▸ **Provided data**

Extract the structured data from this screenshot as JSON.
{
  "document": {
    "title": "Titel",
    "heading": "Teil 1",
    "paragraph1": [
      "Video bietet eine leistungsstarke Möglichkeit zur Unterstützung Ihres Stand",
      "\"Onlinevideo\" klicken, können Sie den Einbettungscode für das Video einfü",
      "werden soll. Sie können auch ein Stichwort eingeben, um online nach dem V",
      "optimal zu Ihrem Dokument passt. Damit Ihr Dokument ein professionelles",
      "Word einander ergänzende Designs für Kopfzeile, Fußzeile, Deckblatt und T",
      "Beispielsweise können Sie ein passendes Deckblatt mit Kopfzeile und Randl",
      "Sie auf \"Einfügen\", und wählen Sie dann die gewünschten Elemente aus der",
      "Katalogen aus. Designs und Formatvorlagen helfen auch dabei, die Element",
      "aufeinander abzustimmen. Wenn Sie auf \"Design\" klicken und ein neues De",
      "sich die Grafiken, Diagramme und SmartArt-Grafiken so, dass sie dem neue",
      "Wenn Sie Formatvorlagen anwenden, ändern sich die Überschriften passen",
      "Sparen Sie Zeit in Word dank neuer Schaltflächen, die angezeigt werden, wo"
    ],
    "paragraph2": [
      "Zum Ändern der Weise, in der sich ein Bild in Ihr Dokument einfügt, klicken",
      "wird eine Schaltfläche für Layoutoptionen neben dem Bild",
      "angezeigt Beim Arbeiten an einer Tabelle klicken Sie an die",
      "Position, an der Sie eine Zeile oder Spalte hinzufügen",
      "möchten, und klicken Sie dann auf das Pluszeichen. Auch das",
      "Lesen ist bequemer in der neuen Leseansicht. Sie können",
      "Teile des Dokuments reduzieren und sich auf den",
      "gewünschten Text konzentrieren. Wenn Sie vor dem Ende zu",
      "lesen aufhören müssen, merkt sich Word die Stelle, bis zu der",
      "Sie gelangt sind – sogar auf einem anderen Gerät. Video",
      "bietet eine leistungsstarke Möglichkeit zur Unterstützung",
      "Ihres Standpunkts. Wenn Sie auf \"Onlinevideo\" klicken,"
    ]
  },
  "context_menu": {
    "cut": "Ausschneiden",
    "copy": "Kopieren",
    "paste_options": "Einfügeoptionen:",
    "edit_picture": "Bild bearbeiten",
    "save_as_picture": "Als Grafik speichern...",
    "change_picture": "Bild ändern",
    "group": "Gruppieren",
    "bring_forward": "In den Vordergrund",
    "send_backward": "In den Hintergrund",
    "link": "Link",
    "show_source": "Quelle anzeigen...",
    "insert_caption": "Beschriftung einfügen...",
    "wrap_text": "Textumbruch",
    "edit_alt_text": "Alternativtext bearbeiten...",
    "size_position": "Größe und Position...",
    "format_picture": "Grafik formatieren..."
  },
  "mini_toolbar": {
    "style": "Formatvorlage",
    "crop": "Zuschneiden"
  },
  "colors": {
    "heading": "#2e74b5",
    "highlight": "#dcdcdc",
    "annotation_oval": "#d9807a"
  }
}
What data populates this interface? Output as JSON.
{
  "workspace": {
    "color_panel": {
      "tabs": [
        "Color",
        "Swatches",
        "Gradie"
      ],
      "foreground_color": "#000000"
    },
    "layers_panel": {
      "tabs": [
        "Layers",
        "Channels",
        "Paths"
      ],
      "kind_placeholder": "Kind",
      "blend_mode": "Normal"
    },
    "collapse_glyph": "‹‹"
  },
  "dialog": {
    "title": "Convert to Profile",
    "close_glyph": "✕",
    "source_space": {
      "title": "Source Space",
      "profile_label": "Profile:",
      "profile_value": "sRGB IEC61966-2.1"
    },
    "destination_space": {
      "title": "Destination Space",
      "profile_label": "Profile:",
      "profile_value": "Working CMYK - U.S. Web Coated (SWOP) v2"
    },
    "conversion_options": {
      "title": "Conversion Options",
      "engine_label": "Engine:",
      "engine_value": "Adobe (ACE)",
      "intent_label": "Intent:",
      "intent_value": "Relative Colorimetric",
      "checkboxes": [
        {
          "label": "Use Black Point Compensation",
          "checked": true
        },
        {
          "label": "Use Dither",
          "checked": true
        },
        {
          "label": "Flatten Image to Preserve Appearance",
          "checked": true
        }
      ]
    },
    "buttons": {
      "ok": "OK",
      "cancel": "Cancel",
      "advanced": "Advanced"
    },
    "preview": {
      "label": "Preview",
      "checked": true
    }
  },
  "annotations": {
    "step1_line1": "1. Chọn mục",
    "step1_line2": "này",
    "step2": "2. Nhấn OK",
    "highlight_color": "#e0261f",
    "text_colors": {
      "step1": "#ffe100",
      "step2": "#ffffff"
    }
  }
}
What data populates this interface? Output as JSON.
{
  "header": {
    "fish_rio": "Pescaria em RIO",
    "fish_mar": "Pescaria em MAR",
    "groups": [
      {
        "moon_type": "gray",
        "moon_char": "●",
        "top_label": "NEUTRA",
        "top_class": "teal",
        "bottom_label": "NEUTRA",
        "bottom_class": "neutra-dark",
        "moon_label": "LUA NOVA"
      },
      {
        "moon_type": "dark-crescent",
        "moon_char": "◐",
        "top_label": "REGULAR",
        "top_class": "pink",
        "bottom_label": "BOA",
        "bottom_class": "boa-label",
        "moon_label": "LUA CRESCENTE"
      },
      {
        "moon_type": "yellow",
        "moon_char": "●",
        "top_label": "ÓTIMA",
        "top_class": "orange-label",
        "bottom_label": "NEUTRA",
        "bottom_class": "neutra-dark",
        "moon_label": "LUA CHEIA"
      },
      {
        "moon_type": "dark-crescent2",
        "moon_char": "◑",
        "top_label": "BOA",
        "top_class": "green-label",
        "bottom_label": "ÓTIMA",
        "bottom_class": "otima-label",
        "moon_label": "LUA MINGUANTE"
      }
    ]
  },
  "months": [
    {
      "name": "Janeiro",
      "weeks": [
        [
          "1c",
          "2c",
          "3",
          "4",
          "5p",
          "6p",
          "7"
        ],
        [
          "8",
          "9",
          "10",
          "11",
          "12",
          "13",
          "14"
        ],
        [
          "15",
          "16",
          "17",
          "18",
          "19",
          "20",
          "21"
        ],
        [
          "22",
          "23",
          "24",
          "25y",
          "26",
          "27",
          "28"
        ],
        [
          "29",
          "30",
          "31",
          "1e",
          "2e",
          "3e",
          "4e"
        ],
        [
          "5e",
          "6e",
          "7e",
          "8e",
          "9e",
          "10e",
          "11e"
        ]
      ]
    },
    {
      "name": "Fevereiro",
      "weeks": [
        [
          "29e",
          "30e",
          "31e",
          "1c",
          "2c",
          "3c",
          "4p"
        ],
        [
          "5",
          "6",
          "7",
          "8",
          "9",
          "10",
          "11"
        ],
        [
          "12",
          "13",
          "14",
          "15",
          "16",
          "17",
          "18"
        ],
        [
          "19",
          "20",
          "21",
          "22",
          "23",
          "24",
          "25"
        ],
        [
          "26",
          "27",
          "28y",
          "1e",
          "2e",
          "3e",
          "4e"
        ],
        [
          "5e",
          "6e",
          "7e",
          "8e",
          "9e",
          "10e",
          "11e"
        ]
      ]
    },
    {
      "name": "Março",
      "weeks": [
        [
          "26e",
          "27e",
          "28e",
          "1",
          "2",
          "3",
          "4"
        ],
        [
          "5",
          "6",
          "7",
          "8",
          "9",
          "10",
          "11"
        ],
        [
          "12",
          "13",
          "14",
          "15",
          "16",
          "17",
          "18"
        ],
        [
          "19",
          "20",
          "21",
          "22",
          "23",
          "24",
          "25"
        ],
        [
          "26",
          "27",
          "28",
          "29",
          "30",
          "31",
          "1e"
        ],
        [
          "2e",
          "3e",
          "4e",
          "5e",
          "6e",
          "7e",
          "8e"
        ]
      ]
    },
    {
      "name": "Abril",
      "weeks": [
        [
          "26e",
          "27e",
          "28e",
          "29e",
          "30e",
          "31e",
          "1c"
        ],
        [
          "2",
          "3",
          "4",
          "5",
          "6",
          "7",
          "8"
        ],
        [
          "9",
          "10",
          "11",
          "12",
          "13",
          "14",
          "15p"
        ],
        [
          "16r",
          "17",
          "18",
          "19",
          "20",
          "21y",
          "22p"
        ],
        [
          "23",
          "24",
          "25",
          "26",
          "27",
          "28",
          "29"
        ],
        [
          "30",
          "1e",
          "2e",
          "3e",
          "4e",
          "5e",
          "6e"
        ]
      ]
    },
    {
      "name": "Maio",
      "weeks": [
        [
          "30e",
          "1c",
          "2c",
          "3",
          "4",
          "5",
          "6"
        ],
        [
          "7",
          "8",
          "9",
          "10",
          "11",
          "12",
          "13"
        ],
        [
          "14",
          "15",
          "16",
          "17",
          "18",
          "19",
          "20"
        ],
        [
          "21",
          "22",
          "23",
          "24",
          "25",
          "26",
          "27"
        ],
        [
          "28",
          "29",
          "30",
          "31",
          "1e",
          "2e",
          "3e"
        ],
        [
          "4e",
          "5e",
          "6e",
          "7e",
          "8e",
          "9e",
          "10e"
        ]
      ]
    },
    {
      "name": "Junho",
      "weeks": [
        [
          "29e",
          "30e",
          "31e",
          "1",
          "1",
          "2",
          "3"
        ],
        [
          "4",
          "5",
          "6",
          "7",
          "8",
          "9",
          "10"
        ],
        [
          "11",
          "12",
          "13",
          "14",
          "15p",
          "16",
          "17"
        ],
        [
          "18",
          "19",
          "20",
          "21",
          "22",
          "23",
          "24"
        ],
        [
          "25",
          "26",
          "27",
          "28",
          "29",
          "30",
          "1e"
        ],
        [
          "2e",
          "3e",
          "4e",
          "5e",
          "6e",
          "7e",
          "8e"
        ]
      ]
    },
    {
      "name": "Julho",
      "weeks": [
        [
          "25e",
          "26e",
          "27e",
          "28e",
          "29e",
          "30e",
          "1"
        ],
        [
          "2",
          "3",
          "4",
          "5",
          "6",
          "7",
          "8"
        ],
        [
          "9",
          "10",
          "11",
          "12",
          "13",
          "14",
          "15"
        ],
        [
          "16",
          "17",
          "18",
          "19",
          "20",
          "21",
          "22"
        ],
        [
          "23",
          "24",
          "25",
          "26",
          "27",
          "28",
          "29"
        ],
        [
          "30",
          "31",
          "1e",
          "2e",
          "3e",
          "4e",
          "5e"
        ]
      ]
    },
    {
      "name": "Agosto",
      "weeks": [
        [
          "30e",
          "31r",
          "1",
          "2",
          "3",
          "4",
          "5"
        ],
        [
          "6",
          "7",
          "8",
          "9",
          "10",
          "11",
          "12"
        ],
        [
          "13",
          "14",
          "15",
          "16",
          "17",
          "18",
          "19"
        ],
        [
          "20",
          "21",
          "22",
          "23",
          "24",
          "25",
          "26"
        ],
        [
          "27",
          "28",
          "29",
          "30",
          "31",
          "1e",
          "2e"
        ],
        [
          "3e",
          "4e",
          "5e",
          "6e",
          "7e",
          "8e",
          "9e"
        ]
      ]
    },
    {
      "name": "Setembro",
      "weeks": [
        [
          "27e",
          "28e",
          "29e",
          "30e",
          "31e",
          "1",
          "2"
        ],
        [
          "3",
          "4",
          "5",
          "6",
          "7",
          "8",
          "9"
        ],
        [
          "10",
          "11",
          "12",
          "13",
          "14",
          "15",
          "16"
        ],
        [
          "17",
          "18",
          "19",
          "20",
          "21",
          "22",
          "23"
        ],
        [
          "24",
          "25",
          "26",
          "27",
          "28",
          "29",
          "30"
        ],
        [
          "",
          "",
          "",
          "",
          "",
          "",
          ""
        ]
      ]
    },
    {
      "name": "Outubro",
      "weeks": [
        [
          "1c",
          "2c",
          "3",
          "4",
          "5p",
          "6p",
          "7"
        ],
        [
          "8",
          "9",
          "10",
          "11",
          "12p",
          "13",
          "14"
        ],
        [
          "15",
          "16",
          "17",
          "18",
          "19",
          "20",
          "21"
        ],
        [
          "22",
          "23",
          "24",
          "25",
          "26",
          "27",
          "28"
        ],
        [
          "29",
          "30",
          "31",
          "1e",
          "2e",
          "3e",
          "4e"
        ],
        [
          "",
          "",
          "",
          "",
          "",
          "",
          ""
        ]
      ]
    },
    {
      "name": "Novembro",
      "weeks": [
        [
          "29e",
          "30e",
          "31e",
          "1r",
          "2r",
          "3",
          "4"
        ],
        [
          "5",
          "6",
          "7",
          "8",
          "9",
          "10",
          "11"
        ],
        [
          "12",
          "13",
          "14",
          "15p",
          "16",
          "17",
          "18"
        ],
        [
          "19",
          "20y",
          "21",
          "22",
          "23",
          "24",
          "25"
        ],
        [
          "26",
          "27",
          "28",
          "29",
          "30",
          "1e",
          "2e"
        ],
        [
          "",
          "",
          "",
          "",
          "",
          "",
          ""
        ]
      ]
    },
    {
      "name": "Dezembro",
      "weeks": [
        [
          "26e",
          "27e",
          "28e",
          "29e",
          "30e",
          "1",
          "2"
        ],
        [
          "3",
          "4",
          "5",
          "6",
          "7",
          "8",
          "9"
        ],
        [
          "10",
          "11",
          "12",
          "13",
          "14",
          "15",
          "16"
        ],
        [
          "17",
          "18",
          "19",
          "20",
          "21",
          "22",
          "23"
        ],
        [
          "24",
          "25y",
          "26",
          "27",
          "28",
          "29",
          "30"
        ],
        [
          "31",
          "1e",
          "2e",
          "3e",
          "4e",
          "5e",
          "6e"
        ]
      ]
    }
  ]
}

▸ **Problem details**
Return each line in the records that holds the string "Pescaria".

▸ **Solution below**
    "fish_rio": "Pescaria em RIO",
    "fish_mar": "Pescaria em MAR",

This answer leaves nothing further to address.